Postdoctoral Research Associate
STEP Ph.D. '22
Office Phone
311 Robertson Hall

I am an interdisciplinary conservation scientist studying how broad transitions in agricultural land use affect the environment. Some of my research interests include (1) land abandonment as a low-cost opportunity to restore biodiversity and sequester carbon on unused farms, and (2) biodiversity metrics and prioritization methods to minimize the environmental impact of agricultural expansion.

I defended my dissertation in the STEP program in Princeton’s School of Public and International Affairs in May 2022, and earned a BS in ecology & evolutionary biology from the University of Michigan in 2012. Prior to graduate school, I worked at the California NGO Sustainable Conservation on collaborative projects to (1) stop the sale of invasive plants in horticulture and (2) reduce regulatory and financial barriers preventing river restoration in California’s Central Valley. Learn more at

Selected Publications

Crawford CL, Yin H, Radeloff VC, & Wilcove DS (2022). Rural land abandonment is too ephemeral to provide major benefits for biodiversity and climate. Science Advances, 8(21). 

Crawford CL, Estes LD, Searchinger TD, & Wilcove DS (2021). Consequences of underexplored variation in biodiversity indices used for land‐use prioritization. Ecological Applications, 31(7). 

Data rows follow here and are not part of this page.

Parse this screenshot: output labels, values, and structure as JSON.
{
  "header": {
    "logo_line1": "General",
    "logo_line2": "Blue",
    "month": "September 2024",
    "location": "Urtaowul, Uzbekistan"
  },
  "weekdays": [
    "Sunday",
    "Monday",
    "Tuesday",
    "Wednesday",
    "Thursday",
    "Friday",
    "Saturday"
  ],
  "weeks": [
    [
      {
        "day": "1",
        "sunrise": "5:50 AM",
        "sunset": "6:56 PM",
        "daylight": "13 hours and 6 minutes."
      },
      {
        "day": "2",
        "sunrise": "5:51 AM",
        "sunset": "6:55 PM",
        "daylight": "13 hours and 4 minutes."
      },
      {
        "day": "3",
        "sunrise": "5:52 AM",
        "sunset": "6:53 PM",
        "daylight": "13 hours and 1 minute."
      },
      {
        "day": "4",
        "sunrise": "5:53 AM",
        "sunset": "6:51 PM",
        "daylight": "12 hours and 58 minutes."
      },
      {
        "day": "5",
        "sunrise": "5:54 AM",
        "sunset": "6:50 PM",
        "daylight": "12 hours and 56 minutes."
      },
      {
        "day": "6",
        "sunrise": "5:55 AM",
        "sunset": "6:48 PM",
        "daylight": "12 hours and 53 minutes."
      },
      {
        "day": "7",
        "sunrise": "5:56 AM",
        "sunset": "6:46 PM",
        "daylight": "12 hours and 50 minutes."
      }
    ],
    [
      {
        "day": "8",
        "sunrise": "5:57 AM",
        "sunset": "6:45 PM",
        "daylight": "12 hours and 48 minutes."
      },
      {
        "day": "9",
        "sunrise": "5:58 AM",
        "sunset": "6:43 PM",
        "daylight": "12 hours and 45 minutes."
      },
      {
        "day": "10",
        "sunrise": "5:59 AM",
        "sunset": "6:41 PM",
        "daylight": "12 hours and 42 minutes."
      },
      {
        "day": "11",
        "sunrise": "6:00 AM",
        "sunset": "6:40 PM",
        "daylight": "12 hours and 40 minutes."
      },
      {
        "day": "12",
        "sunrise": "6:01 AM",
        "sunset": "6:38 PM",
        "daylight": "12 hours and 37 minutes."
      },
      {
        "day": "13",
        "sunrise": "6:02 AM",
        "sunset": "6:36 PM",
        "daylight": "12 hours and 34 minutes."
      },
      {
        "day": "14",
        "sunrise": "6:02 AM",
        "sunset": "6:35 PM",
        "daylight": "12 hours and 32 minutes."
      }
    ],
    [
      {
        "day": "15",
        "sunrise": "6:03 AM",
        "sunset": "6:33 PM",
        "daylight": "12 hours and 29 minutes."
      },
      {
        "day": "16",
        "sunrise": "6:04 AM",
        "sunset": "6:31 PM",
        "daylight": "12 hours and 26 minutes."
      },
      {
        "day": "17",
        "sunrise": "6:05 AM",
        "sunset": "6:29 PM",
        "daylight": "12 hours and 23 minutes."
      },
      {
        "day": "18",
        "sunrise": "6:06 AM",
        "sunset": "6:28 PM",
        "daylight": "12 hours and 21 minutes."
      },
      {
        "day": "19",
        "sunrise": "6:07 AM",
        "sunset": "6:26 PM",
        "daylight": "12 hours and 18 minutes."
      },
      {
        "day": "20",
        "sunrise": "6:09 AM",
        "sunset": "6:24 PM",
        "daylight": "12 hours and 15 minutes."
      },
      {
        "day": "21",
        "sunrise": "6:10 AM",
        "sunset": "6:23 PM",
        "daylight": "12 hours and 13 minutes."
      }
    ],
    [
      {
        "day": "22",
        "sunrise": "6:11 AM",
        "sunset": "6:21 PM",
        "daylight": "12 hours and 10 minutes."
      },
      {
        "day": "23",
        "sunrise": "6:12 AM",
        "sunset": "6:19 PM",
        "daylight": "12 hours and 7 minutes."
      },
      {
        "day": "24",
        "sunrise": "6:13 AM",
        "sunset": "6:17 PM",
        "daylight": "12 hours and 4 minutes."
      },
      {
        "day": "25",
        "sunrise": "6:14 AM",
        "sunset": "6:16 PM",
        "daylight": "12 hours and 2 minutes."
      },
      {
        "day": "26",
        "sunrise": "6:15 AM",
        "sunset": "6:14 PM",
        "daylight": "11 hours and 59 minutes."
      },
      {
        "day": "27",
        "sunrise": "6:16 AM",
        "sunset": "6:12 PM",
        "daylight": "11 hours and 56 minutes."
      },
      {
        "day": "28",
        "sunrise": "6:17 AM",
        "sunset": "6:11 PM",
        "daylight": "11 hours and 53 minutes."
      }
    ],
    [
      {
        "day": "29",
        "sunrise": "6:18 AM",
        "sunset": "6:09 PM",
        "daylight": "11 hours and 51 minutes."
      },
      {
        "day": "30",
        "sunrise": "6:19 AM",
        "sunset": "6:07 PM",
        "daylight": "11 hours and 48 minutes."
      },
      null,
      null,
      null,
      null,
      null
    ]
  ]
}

Crawford CL, Volenec ZM, Sisanya M, Kibet R, & Rubenstein DI (2018). Behavioral and Ecological Implications of Bunched, Rotational Cattle Grazing in an East African Savanna Ecosystem. Rangeland Ecology & Management. 72(1).